Directions for this task:
Which lines in the records below mention the word "icon"? Copy each one out.

Material provided:
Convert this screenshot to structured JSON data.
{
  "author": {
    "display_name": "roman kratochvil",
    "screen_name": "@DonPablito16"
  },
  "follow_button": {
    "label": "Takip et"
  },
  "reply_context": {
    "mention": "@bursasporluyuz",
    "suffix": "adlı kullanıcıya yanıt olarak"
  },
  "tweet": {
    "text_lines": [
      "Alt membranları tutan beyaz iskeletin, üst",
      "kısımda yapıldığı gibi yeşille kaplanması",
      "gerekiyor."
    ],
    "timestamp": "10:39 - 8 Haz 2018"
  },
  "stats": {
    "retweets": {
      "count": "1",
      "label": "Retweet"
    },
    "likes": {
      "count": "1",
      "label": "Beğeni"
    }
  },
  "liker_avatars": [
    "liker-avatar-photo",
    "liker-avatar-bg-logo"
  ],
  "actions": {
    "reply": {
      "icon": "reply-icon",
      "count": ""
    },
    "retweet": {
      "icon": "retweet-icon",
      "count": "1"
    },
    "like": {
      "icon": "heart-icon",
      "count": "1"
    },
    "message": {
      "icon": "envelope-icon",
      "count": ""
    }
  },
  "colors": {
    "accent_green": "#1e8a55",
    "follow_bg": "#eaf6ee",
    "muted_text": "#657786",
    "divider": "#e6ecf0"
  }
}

Answer to this task:
      "icon": "reply-icon",
      "icon": "retweet-icon",
      "icon": "heart-icon",
      "icon": "envelope-icon",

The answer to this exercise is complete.